This author's articles
3 September 2008
Of all aspects of international migration, remittances are the least controversial. Labour-receiving countries welcome and encourage them, since they signal a continuing attachment of the migrant worker to the country of origin, and possibly a disposition to eventually return home. Moreover, remittances tend be perceived as a substitute for aid.

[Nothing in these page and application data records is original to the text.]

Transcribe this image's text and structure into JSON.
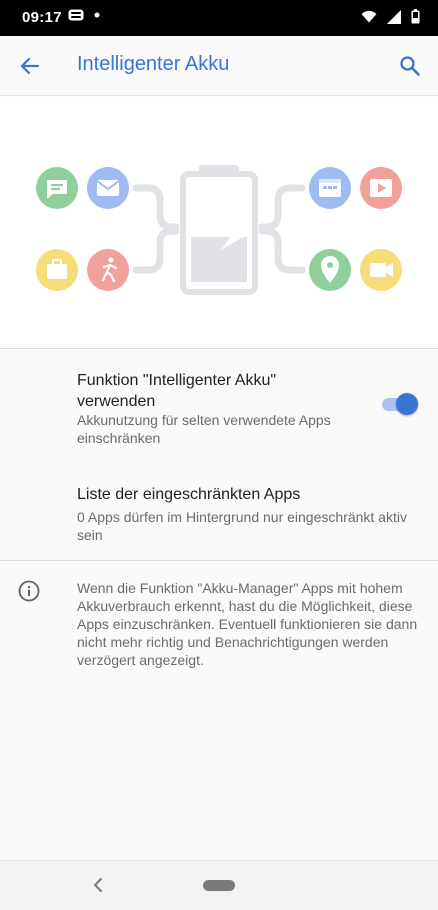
{
  "status_bar": {
    "time": "09:17",
    "left_icons": [
      "notification-icon",
      "dot-icon"
    ],
    "right_icons": [
      "wifi-icon",
      "signal-icon",
      "battery-icon"
    ]
  },
  "app_bar": {
    "title": "Intelligenter Akku",
    "back_icon": "arrow-back-icon",
    "search_icon": "search-icon"
  },
  "hero": {
    "left_app_icons": [
      "message-icon",
      "mail-icon",
      "briefcase-icon",
      "runner-icon"
    ],
    "right_app_icons": [
      "calendar-icon",
      "video-icon",
      "map-pin-icon",
      "camera-icon"
    ],
    "center_icon": "battery-illustration-icon"
  },
  "settings": {
    "smart_battery": {
      "title": "Funktion \"Intelligenter Akku\" verwenden",
      "summary": "Akkunutzung für selten verwendete Apps einschränken",
      "enabled": true
    },
    "restricted_apps": {
      "title": "Liste der eingeschränkten Apps",
      "summary": "0 Apps dürfen im Hintergrund nur eingeschränkt aktiv sein"
    }
  },
  "info": {
    "icon": "info-icon",
    "text": "Wenn die Funktion \"Akku-Manager\" Apps mit hohem Akkuverbrauch erkennt, hast du die Möglichkeit, diese Apps einzuschränken. Eventuell funktionieren sie dann nicht mehr richtig und Benachrichtigungen werden verzögert angezeigt."
  },
  "nav_bar": {
    "back_icon": "nav-back-icon",
    "home_icon": "home-pill-icon"
  },
  "colors": {
    "accent": "#3a73d6",
    "green": "#8fcf9a",
    "blue": "#9fbcf0",
    "yellow": "#f7dc7a",
    "red": "#f2a09a"
  }
}
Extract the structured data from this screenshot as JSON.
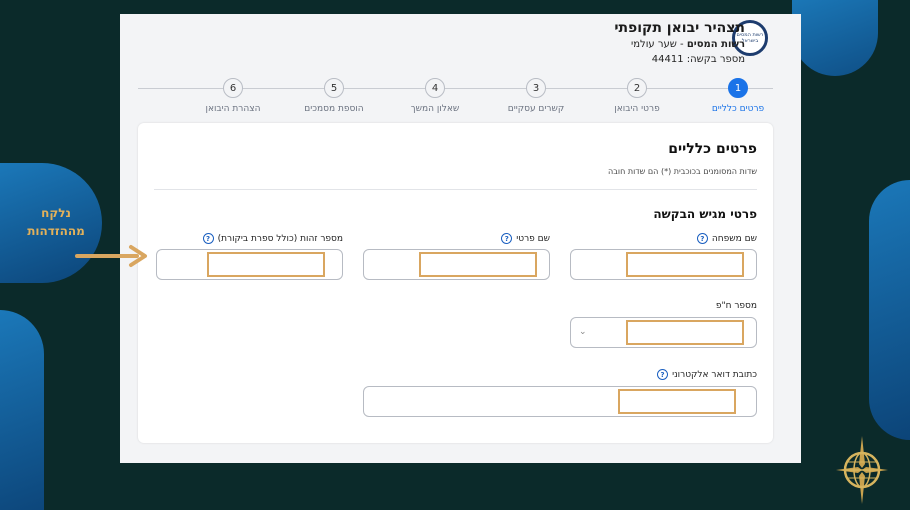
{
  "app": {
    "title": "תצהיר יבואן תקופתי",
    "subtitle_bold": "רשות המסים",
    "subtitle_rest": " - שער עולמי",
    "request_label": "מספר בקשה:",
    "request_number": "44411",
    "logo_text": "רשות המסים בישראל"
  },
  "steps": [
    {
      "num": "1",
      "label": "פרטים כלליים",
      "active": true
    },
    {
      "num": "2",
      "label": "פרטי היבואן",
      "active": false
    },
    {
      "num": "3",
      "label": "קשרים עסקיים",
      "active": false
    },
    {
      "num": "4",
      "label": "שאלון המשך",
      "active": false
    },
    {
      "num": "5",
      "label": "הוספת מסמכים",
      "active": false
    },
    {
      "num": "6",
      "label": "הצהרת היבואן",
      "active": false
    }
  ],
  "form": {
    "section_title": "פרטים כלליים",
    "required_note": "שדות המסומנים בכוכבית (*) הם שדות חובה",
    "subsection_title": "פרטי מגיש הבקשה",
    "fields": {
      "last_name": "שם משפחה",
      "first_name": "שם פרטי",
      "id_number": "מספר זהות (כולל ספרת ביקורת)",
      "company_number": "מספר ח\"פ",
      "email": "כתובת דואר אלקטרוני"
    },
    "help_glyph": "?"
  },
  "callout": {
    "line1": "נלקח",
    "line2": "מההזדהות"
  },
  "colors": {
    "accent": "#1a73e8",
    "highlight": "#d9a660",
    "background": "#0b2a2a"
  },
  "icons": {
    "help": "question-circle-icon",
    "dropdown": "chevron-down-icon",
    "arrow": "arrow-right-icon"
  }
}
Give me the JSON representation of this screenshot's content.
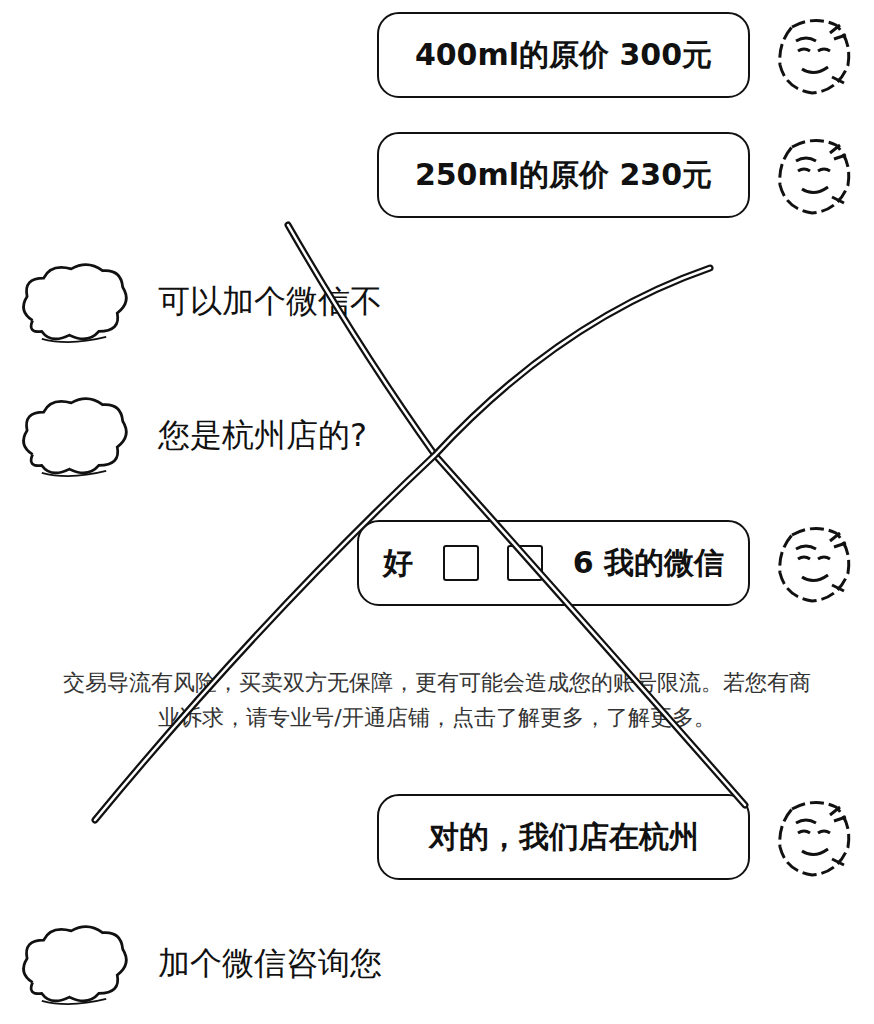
{
  "messages": [
    {
      "side": "right",
      "kind": "bubble",
      "text": "400ml的原价 300元"
    },
    {
      "side": "right",
      "kind": "bubble",
      "text": "250ml的原价 230元"
    },
    {
      "side": "left",
      "kind": "plain",
      "text": "可以加个微信不"
    },
    {
      "side": "left",
      "kind": "plain",
      "text": "您是杭州店的?"
    },
    {
      "side": "right",
      "kind": "redacted",
      "before": "好",
      "after": "6 我的微信"
    },
    {
      "side": "center",
      "kind": "notice",
      "text": "交易导流有风险，买卖双方无保障，更有可能会造成您的账号限流。若您有商业诉求，请专业号/开通店铺，点击了解更多，了解更多。"
    },
    {
      "side": "right",
      "kind": "bubble",
      "text": "对的，我们店在杭州"
    },
    {
      "side": "left",
      "kind": "plain",
      "text": "加个微信咨询您"
    }
  ]
}
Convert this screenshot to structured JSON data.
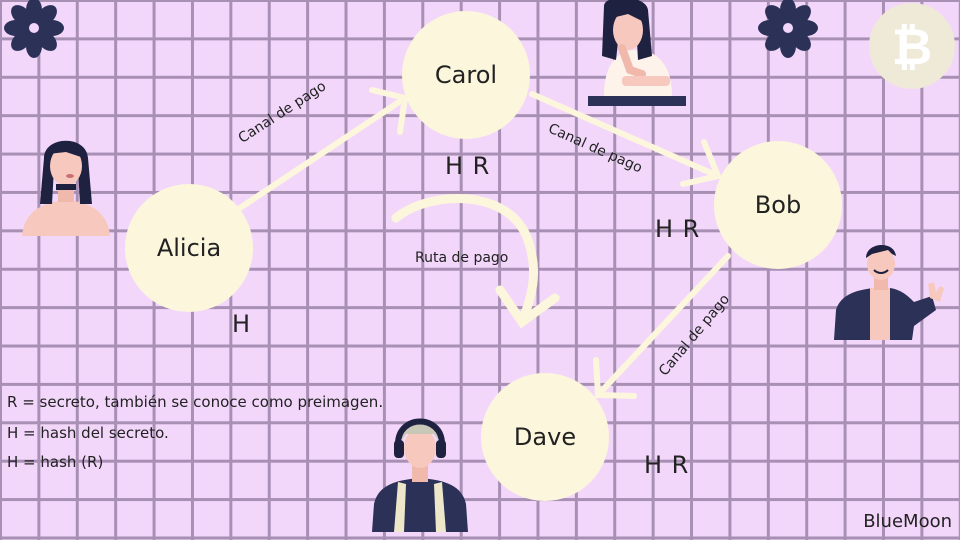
{
  "nodes": {
    "alicia": "Alicia",
    "carol": "Carol",
    "bob": "Bob",
    "dave": "Dave"
  },
  "edges": {
    "alicia_carol": "Canal de pago",
    "carol_bob": "Canal de pago",
    "bob_dave": "Canal de pago",
    "route": "Ruta de pago"
  },
  "node_marks": {
    "alicia": "H",
    "carol": "H R",
    "bob": "H R",
    "dave": "H R"
  },
  "legend": [
    "R = secreto, también se conoce como preimagen.",
    "H = hash del secreto.",
    "H = hash (R)"
  ],
  "brand": "BlueMoon",
  "colors": {
    "background": "#f3d7fb",
    "grid": "#a88fb4",
    "node_fill": "#fcf6dd",
    "arrow": "#fcf6dd",
    "flower": "#2b3157",
    "coin": "#efe9d7"
  },
  "icons": [
    "flower-icon",
    "flower-icon",
    "bitcoin-coin-icon"
  ]
}
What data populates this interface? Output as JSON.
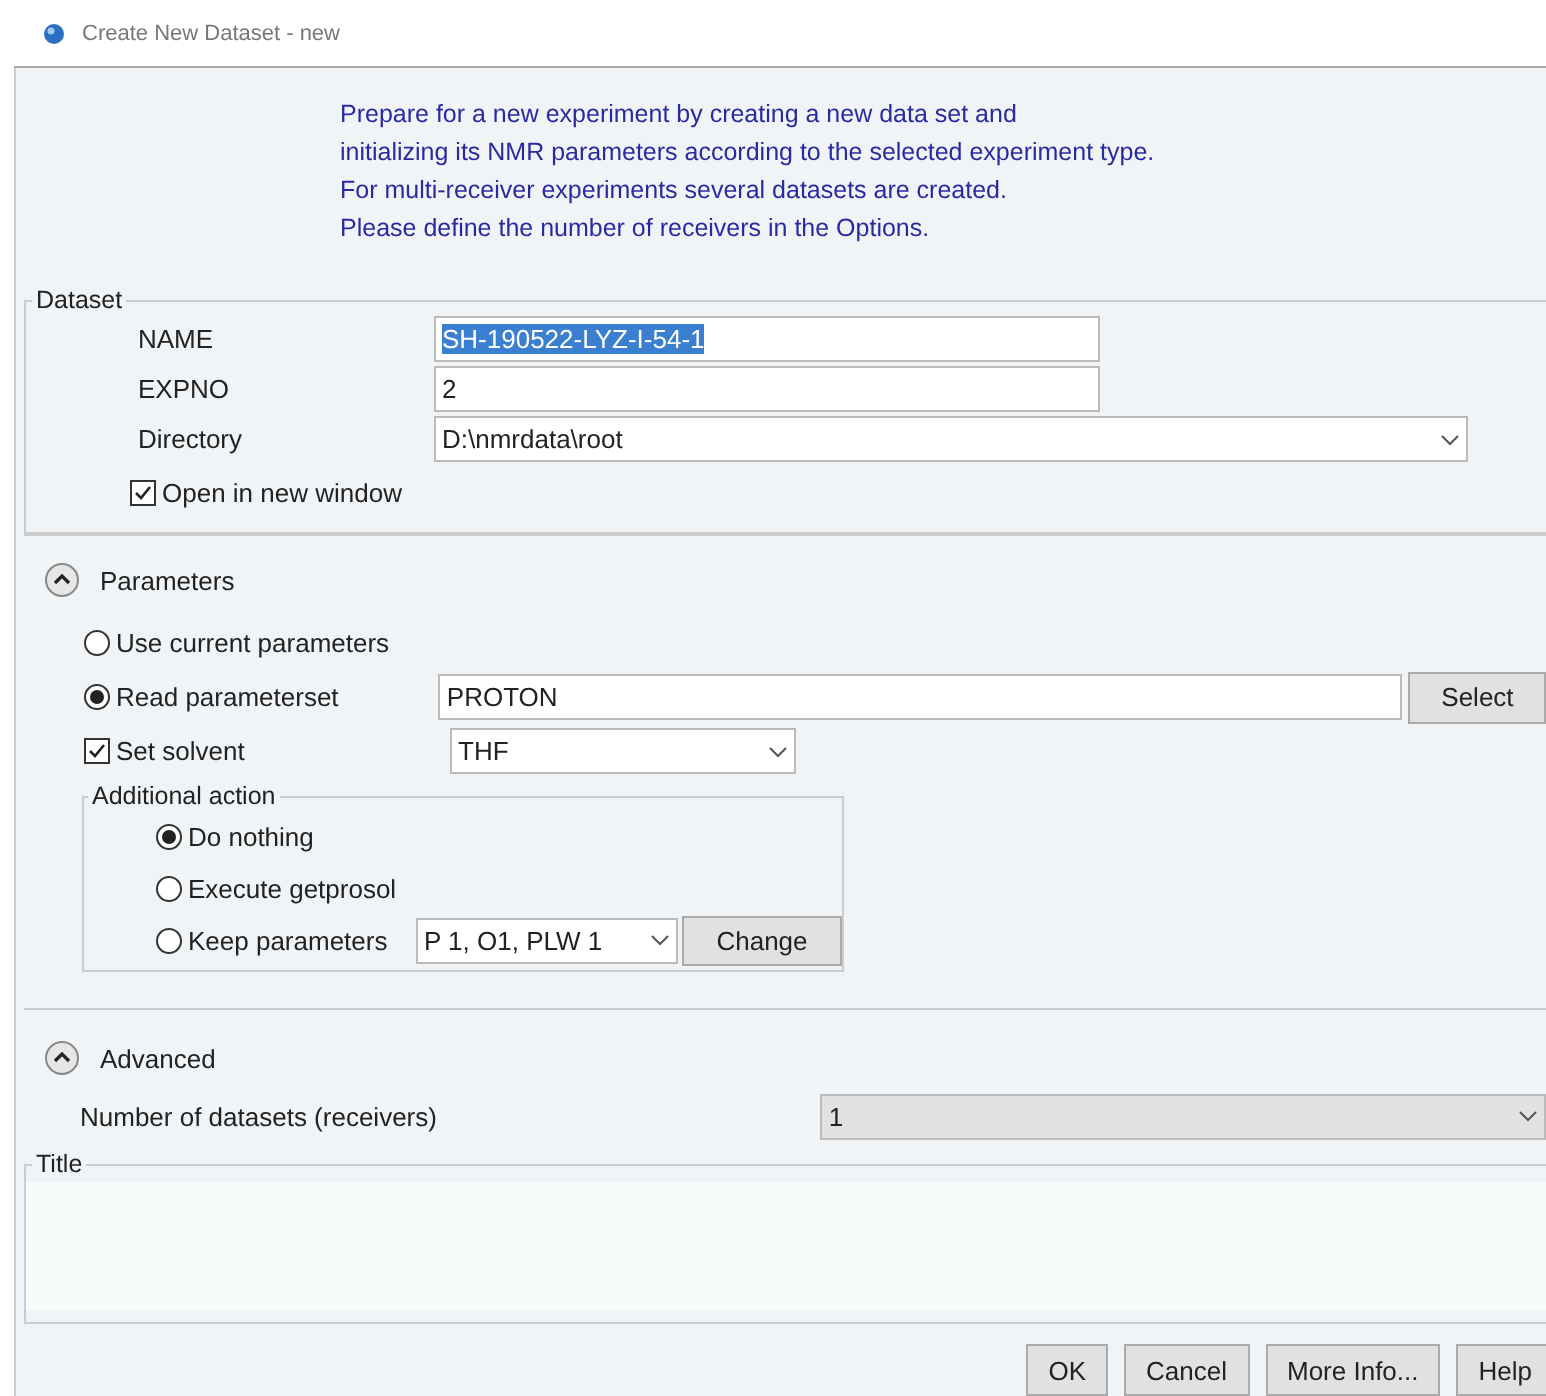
{
  "window": {
    "title": "Create New Dataset - new"
  },
  "intro": [
    "Prepare for a new experiment by creating a new data set and",
    "initializing its NMR parameters according to the selected experiment type.",
    "For multi-receiver experiments several datasets are created.",
    "Please define the number of receivers in the Options."
  ],
  "dataset": {
    "legend": "Dataset",
    "fields": [
      {
        "label": "NAME",
        "value": "SH-190522-LYZ-I-54-1",
        "kind": "text",
        "highlighted": true
      },
      {
        "label": "EXPNO",
        "value": "2",
        "kind": "text",
        "highlighted": false
      },
      {
        "label": "Directory",
        "value": "D:\\nmrdata\\root",
        "kind": "select",
        "highlighted": false
      }
    ],
    "open_new_window": {
      "label": "Open in new window",
      "checked": true
    }
  },
  "parameters": {
    "title": "Parameters",
    "expanded": true,
    "options": [
      {
        "label": "Use current parameters",
        "selected": false
      },
      {
        "label": "Read parameterset",
        "selected": true,
        "value": "PROTON",
        "button": "Select"
      }
    ],
    "solvent": {
      "label": "Set solvent",
      "checked": true,
      "value": "THF"
    },
    "additional_action": {
      "legend": "Additional action",
      "options": [
        {
          "label": "Do nothing",
          "selected": true
        },
        {
          "label": "Execute getprosol",
          "selected": false
        },
        {
          "label": "Keep parameters",
          "selected": false,
          "value": "P 1, O1, PLW 1",
          "button": "Change"
        }
      ]
    }
  },
  "advanced": {
    "title": "Advanced",
    "expanded": true,
    "label": "Number of datasets (receivers)",
    "value": "1"
  },
  "title_box": {
    "legend": "Title"
  },
  "buttons": [
    "OK",
    "Cancel",
    "More Info...",
    "Help"
  ]
}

In this logic any increase in volume reduces the pressure to increase ODA. Labour-sending countries for their part welcome remittances as an important source of foreign exchange.